Never enough

OK, fine, I'll be the bad guy again.

Derek Jeter was named Sports Illustrated Sportsman of the Year yesterday, and good for him. Jeter had a great year, he's captain of the World Series champ, etc. But SI editor Terry McDonell just had to go the extra step.

One of the problems I've had with sports media recently is that it's not good enough anymore to praise somebody, now people feel the need to one-up each other with absurd statements and honors. It's not enough to give Jeter the award because of his squeaky clean off-the-field record, his improved defensive play, his dynamite offensive year and because he's a surefire first ballot Hall-of-Famer. Here's a quote from McDonell.

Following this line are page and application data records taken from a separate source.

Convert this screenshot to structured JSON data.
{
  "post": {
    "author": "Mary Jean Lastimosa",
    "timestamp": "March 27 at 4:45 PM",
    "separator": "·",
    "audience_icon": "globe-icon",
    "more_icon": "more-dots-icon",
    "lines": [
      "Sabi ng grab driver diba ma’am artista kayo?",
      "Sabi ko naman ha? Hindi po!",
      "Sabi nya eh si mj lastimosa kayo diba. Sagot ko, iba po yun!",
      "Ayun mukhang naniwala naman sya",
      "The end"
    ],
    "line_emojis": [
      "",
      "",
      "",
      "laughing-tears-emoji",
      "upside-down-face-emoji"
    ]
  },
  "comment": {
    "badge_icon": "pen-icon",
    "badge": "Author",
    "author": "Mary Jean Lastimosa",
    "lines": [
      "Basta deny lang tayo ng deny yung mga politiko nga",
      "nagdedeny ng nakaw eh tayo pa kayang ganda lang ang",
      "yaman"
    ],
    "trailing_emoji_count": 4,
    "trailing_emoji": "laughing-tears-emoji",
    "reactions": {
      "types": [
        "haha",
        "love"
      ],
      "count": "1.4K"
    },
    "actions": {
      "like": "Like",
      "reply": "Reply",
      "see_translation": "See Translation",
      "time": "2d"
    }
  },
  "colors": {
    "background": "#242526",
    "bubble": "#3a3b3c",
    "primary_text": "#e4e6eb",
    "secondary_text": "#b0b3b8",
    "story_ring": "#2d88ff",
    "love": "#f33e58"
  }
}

"This verifies my idea that he is on the level of Ruth and Gehrig."

Um, nope. First of all, Gehrig isn't even on the same level as Ruth. The Yankees were not the Yankees before Ruth, and baseball wasn't baseball the way we know it before he began clouting. Ruth started all the Yankee winning and tradition, he was the first real slugger and he pretty much defined the term 'larger than life.' Here are the American athletes on the same level as Ruth in the last 100 years. Michael Jordan, Tiger Woods, Muhammad Ali, Jackie Robinson. That's it.

McDonell also called Jeter the greatest shortstop of all-time. This isn't as ridiculous a statement, but one could also argue that he's not even the best shortstop on his team. ARod played eight full years at short, and let's be honest, his career dwarfs Jeter's.

Let me be clear. I have NO PROBLEM with Jeter winning this award. No one else had a great enough year for me to debate it. But why can't giving him the award for all his good attributes and great accomplishments be enough?


  1. Jackie Robinson did great things for baseball and America, but he doesn't belong on that list. The rest of those players changed the way their sports were played and brought them into new levels of mainstream following because of their talent. Jackie Robinson was a great, courageous man and a very good ball player. He might even be a more important figure than Ruth, but he wasn't Ruthian.

  2. I should add that I agree with the rest of the article. I love Jeter and am a big Yankee fan, but he's no Ruth (or Gehrig). I'd say the best comparison in Yankee lore for Jeter would be Dimaggio (although Dimaggio was surely a better player). They both are heroes in NY, lead the team, are social icons, somewhat try to avoid publicity, and have that squeaky clean image while managing to run through supermodels (Marilyn Monroe much?).

  3. Fair point about Robinson. I actually debated putting him on that list as I was writing. Robinson certainly wasn't on the level of the other guys as a player. Socially though, Robinson is probably the most important athlete in history. Ali was a great fighter, but most boxing experts will say he wasn't the greatest heavyweight of all-time, and his social impact is a huge part of his legacy as well. It all depends on how you look at it, I guess. Either way, you obviously see my point. As great as Jeter is, to put him on the level with Ruth is ridiculous. I'm not a Yankee fan, but I can certainly admit that the Yankees are the biggest sports franchise in America and one of the biggest in the world. It could be argued that without Ruth, Yankee history would be much different and not nearly as rich.